## SOURCE MATERIAL
-- -- --

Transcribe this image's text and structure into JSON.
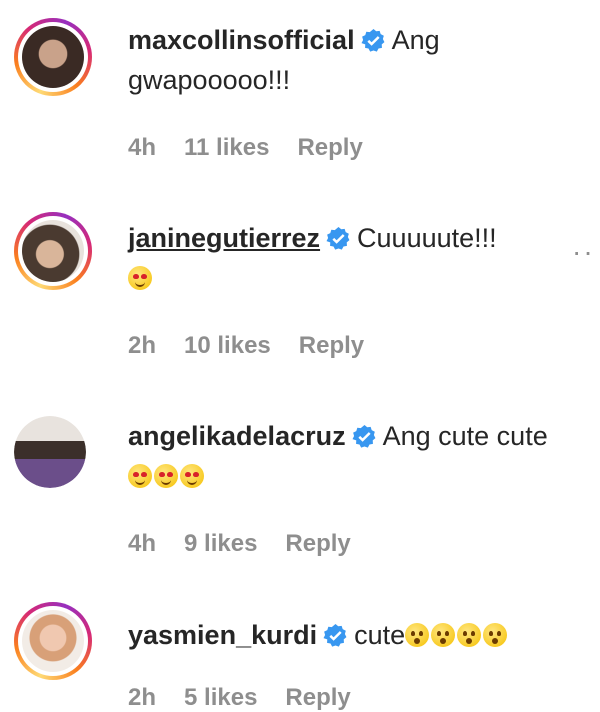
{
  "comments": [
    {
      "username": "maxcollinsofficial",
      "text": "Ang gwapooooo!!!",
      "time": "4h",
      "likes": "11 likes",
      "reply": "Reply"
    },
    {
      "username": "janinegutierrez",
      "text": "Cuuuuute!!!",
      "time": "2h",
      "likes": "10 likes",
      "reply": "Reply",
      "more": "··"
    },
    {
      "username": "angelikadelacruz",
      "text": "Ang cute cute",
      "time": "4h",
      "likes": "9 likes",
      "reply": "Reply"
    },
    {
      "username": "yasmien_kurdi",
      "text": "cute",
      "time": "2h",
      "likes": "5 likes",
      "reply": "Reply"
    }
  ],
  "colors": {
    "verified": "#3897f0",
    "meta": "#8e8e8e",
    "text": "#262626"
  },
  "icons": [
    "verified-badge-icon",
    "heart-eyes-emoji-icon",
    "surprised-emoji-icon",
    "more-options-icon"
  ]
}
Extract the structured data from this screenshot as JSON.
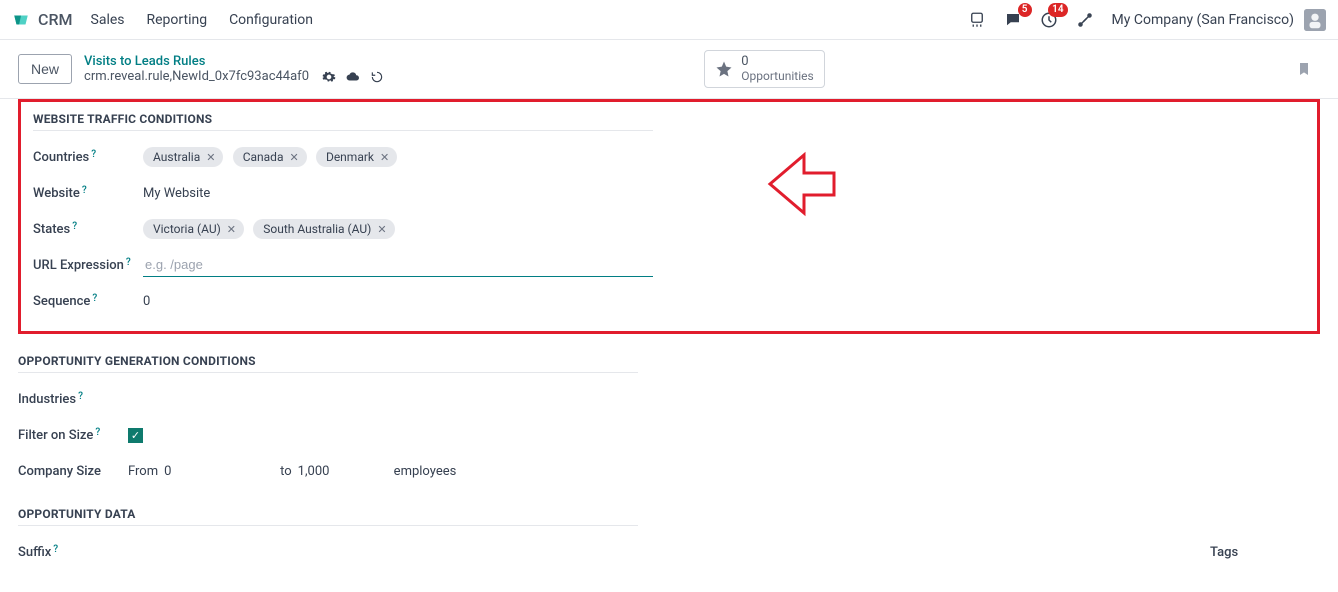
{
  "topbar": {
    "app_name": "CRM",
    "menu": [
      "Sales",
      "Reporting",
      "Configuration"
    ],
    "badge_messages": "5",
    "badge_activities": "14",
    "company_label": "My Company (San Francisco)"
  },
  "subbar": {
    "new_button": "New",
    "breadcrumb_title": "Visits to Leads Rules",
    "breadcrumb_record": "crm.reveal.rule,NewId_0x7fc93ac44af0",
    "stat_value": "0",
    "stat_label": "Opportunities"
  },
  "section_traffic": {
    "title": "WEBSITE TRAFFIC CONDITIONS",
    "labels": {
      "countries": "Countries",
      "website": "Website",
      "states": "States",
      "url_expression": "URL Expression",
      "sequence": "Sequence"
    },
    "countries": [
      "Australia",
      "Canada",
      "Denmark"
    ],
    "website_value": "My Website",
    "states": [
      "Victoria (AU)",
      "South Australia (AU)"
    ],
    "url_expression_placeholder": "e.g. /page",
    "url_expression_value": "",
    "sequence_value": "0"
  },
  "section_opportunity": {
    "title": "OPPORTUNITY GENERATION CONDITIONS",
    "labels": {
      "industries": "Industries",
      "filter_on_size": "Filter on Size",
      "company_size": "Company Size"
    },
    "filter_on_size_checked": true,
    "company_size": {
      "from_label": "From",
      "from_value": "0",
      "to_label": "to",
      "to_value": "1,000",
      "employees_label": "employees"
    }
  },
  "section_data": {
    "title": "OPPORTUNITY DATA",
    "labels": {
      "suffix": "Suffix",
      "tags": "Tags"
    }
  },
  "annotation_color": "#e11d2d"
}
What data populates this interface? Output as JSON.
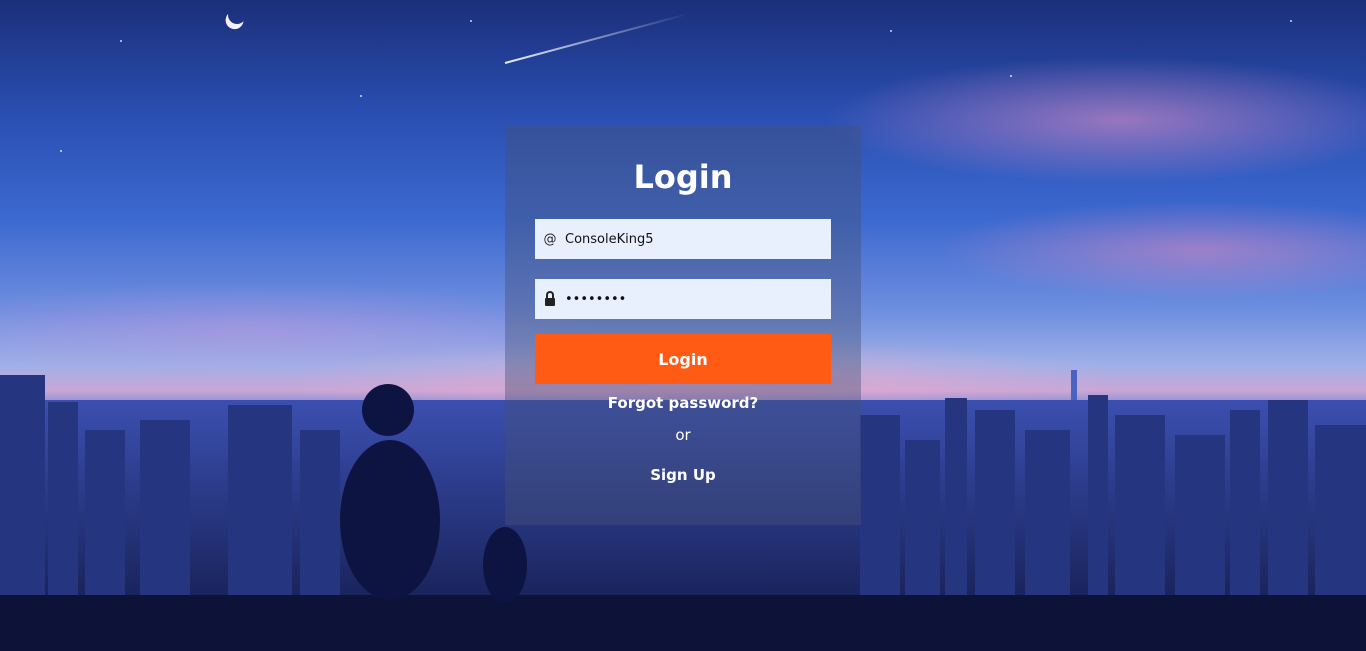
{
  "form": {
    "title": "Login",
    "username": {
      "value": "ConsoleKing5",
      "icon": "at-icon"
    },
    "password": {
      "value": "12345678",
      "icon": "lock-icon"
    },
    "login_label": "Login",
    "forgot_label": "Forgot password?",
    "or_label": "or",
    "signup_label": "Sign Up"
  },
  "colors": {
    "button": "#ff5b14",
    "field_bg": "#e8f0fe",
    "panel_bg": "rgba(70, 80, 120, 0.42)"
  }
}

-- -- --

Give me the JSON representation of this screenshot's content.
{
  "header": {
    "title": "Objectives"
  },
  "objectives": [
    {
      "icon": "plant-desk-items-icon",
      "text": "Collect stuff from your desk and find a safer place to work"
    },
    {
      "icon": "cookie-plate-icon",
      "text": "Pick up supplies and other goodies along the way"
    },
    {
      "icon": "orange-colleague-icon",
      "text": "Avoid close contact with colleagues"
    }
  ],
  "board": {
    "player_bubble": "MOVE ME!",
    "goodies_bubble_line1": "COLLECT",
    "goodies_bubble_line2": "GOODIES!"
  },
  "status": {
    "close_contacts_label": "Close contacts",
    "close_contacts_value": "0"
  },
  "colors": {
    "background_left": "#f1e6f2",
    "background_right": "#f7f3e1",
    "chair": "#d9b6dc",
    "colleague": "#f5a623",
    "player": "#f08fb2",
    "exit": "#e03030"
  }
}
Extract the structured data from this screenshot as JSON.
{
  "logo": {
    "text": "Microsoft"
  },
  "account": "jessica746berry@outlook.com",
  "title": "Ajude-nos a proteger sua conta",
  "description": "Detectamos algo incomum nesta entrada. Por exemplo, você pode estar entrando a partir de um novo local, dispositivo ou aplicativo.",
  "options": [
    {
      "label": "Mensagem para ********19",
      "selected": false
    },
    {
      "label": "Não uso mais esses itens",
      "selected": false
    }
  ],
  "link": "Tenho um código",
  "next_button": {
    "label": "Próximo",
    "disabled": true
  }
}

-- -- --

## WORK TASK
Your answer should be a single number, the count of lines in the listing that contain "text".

## ANSWER SECTION
10